Eliza Nelson Faculty Page

Eliza Nelson, Assistant Professor

 

 

Education and Training

  • NIH/NICHD Postdoctoral Fellow, Carolina Consortium on Human Development, Center for Developmental Science, University of North Carolina at Chapel Hill, Chapel Hill, NC
  • Ph.D./M.S., Neuroscience and Behavior, University of Massachusetts Amherst, Amherst, MA
  • B.S., Psychology and Communication Disorders, Baldwin-Wallace College, Berea, OH

Research Interests

Dr. Nelson’s research focuses on motor development in children and nonhuman primates. Her comparative research program brings together developmental science, neuroscience, and primatology. Dr. Nelson utilizes longitudinal behavioral methods, as well as high-speed motion tracking technology, to study the interplay between the organization of the motor system and the emergence of sophisticated abilities such as motor planning, tool use, and language. Dr. Nelson has published on a number of different primate species including black and white ruffed lemurs, rhesus monkeys, and chimpanzees. This work has appeared in journals such as Developmental Science and the American Journal of Primatology. In 2011, Dr. Nelson received the Hennessy‐ Smotherman-Wiley Best Student Paper Award from the journal Developmental Psychobiology. Dr. Nelson conducts projects with human infants and toddlers on the FIU campus and parallel studies at Monkey Jungle in South Dade.
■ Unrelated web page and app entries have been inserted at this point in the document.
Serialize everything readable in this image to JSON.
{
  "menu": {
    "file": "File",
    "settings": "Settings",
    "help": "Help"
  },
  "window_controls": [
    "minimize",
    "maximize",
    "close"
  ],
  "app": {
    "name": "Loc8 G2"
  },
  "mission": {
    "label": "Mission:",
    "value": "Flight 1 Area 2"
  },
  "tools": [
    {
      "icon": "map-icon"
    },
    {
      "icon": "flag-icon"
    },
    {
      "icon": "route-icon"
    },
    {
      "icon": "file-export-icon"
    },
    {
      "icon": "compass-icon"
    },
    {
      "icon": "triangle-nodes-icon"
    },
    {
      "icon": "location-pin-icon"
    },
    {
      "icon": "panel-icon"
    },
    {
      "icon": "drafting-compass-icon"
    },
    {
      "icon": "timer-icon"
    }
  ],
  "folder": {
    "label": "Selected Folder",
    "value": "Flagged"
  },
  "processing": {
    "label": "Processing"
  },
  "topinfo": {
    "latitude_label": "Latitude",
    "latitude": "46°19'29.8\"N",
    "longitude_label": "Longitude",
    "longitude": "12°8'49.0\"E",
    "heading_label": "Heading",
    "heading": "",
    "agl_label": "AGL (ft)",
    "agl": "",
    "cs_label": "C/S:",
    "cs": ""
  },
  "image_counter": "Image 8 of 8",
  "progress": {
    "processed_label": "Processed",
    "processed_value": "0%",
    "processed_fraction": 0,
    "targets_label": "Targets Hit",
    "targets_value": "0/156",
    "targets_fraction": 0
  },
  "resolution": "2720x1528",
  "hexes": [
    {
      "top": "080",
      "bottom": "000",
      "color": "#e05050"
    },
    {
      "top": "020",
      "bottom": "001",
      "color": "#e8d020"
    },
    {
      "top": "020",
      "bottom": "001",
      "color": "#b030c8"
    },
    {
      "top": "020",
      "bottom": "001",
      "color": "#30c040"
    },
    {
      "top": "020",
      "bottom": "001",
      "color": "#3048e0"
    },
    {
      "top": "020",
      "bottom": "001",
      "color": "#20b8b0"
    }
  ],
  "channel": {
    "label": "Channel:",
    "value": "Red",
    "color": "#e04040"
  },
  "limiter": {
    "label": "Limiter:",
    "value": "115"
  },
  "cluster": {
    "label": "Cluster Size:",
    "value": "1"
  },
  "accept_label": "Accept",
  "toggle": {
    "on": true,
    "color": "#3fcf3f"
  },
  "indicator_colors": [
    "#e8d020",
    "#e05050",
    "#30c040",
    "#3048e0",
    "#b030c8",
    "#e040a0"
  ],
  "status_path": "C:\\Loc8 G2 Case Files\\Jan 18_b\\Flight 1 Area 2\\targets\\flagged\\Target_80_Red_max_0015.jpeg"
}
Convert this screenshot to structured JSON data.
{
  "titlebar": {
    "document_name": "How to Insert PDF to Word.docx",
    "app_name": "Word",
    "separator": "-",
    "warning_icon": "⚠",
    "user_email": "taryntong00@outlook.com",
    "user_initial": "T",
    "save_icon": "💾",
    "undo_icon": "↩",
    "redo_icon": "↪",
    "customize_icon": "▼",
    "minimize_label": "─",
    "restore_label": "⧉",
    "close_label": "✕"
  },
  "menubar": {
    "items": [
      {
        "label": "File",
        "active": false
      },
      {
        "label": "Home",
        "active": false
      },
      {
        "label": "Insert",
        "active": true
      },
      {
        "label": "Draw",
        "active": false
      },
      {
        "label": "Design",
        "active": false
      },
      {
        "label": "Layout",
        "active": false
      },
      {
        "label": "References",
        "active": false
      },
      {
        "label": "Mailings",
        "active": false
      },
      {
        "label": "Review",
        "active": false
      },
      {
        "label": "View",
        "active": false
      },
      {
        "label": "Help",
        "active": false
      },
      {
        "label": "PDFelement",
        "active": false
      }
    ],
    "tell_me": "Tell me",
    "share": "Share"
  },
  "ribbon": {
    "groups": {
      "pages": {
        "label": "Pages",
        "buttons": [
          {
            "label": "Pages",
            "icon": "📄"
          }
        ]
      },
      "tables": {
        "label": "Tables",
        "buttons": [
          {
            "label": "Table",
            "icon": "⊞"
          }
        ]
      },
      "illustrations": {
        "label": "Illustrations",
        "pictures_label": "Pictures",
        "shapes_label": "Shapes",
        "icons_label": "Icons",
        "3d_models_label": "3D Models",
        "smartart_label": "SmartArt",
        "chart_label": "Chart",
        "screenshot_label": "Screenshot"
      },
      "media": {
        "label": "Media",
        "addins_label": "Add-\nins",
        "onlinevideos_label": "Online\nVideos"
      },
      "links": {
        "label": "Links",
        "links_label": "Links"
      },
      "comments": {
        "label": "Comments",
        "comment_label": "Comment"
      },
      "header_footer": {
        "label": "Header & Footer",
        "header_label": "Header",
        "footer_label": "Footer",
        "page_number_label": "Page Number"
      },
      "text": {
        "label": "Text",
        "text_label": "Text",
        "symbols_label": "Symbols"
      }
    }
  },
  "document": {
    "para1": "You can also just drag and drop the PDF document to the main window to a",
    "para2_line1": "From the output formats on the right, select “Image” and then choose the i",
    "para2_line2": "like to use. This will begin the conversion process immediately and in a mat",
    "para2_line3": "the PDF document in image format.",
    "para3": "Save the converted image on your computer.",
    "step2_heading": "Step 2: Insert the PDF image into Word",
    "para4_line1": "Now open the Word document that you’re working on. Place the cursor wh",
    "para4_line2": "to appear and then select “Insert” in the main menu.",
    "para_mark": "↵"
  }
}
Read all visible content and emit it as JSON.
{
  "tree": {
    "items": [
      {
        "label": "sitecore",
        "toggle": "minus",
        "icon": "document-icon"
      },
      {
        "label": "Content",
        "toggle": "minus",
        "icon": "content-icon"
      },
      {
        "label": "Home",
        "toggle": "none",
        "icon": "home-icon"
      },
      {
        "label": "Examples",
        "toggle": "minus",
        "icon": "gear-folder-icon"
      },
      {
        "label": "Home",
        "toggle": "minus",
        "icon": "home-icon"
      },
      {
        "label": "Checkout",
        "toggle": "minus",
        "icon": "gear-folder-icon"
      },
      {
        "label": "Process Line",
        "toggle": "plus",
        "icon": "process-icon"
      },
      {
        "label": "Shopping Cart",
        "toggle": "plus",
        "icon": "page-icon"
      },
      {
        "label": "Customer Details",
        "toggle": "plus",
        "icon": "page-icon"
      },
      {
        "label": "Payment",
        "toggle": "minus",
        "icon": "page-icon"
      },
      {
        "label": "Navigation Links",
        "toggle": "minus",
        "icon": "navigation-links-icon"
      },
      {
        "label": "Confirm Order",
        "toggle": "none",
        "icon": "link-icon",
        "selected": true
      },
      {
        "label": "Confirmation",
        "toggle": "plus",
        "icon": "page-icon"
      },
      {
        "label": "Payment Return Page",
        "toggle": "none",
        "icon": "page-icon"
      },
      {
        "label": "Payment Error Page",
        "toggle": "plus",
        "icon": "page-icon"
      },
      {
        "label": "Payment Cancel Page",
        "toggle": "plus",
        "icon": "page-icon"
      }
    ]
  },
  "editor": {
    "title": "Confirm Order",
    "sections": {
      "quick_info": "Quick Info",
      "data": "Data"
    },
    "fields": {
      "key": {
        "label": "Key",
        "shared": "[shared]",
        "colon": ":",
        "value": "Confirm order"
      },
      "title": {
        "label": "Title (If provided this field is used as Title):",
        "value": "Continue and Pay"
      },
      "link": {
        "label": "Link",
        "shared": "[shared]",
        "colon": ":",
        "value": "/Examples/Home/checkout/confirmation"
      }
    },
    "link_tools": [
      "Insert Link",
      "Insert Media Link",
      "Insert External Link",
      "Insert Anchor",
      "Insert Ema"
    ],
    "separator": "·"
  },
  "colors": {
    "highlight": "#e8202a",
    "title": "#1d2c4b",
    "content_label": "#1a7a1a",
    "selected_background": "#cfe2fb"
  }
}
Select Publications

Select Publications

*Denotes student mentored

Nelson, E.L., Berthier, N.E., & Konidaris, G.D. (in press). Handedness and reach-to-place kinematics in adults: Left-handers are not reversed right-handers. Journal of Motor Behavior.

*Boeving, E.R., *Belnap, S.C., & Nelson, E.L. (2017). Embraces are lateralized in spider monkeys (Ateles fusciceps rufiventris). American Journal of Primatology, 79:e22654. doi: 10.1002/ajp.22654.

Michel, G.F., Campbell, J.M., Marcinowski, E.C., Nelson, E.L., & Babik, I. (2016). Infant hand preference and the development of cognitive abilities. Frontiers in Psychology, 7:410. doi: 10.3389/fpsyg.2016.00410.

*Gonzalez, S.L., Reeb-Sutherland, B.C., & Nelson, E.L. (2016). Quantifying motor experience in the infant brain: EEG power, coherence, and mu desynchronization. Frontiers in Psychology, 7:216. doi: 10.3389/fpsyg.2016.00216.

Nelson, E.L., & *Boeving, E.R. (2015). Precise digit use increases the expression of handedness in Colombian spider monkeys (Ateles fusciceps rufiventris). American Journal of Primatology, 77, 1253-1262. doi: 10.1002/ajp.22478.

*Gonzalez, S.L., & Nelson, E.L. (2015). Addressing the gap: A blueprint for studying bimanual hand preference in infants. Frontiers in Psychology, 6:560. doi: 10.3389/fpsyg.2015.00560.

*Boeving, E.R., Lacreuse, A., Hopkins, W.D., Phillips, K.A., Novak, M.A., & Nelson, E.L. (2015). Handedness influences intermanual transfer in chimpanzees (Pan troglodytes) but not rhesus monkeys (Macaca mulatta). Experimental Brain Research, 233, 829-837. doi: 10.1007/s00221-014-4158-8.

Nelson, E.L., *Figueroa, A., *Albright, S.N., & *Gonzalez, M.F. (2015). Evaluating handedness measures in spider monkeys. Animal Cognition, 18, 345-353. doi: 10.1007/s10071-014-0805-5.

Nelson, E.L., Konidaris, G.D., & Berthier, N.E. (2014). Hand preference status and reach kinematics in infants. Infant Behavior and Development, 37, 615-623. doi: 10.1016/j.infbeh.2014.08.013.

Nelson, E.L., Campbell, J.M., & Michel, G.F. (2014). Early handedness in infancy predicts language ability in toddlers. Developmental Psychology, 50, 809-814. doi: 10.1037/a0033803.

Michel, G.F., Babik, I., Nelson, E.L., Campbell, J.M., & Marcinowski, E.C. (2013). How the development of handedness could contribute to the development of language. Developmental Psychobiology, 55, 608-620. doi: 10.1002/dev.21121.

Nelson, E.L., Campbell, J.M., & Michel, G.F. (2013). Unimanual to bimanual: Tracking the development of handedness from 6 to 24 months. Infant Behavior and Development, 36, 181-188. doi: 10.1016/j.infbeh.2013.01.009.

Courses Taught

Animal Cognition (Graduate)

Introductory Bio-Psychology

Measuring Animal Behavior

Motor Development